EXERCISE AIM: Copy out the lines below that hold the word "label".

Records from a collection:
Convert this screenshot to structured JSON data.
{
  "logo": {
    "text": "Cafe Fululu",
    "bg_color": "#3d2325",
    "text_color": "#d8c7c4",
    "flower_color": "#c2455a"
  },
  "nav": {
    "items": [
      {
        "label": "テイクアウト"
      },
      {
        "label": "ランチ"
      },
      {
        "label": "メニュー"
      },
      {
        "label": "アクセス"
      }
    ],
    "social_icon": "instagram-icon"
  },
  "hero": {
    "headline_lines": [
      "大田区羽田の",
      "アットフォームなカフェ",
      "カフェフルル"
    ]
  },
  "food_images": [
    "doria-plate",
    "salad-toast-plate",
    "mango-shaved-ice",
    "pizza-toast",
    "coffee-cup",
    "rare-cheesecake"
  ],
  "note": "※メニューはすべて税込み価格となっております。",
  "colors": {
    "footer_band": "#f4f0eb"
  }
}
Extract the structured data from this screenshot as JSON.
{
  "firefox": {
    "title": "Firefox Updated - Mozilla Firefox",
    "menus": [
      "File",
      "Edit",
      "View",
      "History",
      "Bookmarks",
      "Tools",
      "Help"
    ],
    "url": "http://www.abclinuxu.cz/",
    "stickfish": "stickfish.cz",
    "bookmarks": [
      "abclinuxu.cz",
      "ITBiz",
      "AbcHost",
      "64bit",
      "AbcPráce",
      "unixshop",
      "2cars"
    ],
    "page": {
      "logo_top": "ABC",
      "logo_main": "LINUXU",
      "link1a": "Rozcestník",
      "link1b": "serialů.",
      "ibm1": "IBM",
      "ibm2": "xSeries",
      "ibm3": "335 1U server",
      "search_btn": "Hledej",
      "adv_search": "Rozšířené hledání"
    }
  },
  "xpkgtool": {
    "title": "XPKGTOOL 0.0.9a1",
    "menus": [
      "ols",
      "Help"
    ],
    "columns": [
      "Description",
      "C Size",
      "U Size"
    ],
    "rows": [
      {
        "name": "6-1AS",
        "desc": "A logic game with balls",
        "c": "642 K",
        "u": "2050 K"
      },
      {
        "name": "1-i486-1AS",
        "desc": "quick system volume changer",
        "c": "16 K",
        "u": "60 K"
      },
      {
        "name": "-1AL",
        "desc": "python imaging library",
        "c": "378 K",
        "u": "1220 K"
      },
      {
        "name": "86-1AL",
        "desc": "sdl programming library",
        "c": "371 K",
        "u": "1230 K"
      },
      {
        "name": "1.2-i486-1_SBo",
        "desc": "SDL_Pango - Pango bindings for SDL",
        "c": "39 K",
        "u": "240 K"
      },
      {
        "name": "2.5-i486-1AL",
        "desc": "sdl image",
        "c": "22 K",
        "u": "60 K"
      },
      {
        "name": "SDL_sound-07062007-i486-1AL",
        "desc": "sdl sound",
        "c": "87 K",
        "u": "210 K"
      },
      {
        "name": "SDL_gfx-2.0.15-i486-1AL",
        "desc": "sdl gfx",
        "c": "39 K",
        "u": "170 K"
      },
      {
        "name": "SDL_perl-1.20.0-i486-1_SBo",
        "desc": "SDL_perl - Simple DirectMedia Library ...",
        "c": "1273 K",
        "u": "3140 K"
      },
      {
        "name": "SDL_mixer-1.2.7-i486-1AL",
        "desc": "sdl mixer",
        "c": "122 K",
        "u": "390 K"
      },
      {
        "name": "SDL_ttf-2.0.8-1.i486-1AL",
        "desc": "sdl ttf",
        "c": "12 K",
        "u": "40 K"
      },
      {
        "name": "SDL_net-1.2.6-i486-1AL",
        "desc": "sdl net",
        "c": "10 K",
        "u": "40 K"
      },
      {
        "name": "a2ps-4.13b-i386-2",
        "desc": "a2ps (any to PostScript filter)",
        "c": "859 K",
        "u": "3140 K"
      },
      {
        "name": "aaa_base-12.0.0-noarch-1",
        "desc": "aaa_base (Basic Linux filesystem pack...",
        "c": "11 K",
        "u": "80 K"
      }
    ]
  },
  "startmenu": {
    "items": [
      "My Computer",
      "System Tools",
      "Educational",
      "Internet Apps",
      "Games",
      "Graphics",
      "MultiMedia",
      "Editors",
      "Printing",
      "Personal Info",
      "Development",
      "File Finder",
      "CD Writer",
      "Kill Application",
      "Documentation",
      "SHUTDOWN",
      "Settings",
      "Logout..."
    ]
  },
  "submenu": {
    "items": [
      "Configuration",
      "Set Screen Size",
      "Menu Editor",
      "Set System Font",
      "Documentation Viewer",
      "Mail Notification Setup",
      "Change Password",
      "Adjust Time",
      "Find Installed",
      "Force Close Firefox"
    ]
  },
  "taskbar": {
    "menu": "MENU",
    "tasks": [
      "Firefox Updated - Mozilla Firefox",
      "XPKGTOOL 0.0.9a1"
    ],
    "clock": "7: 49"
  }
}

SOLVED EXERCISE:
        "label": "テイクアウト"
        "label": "ランチ"
        "label": "メニュー"
        "label": "アクセス"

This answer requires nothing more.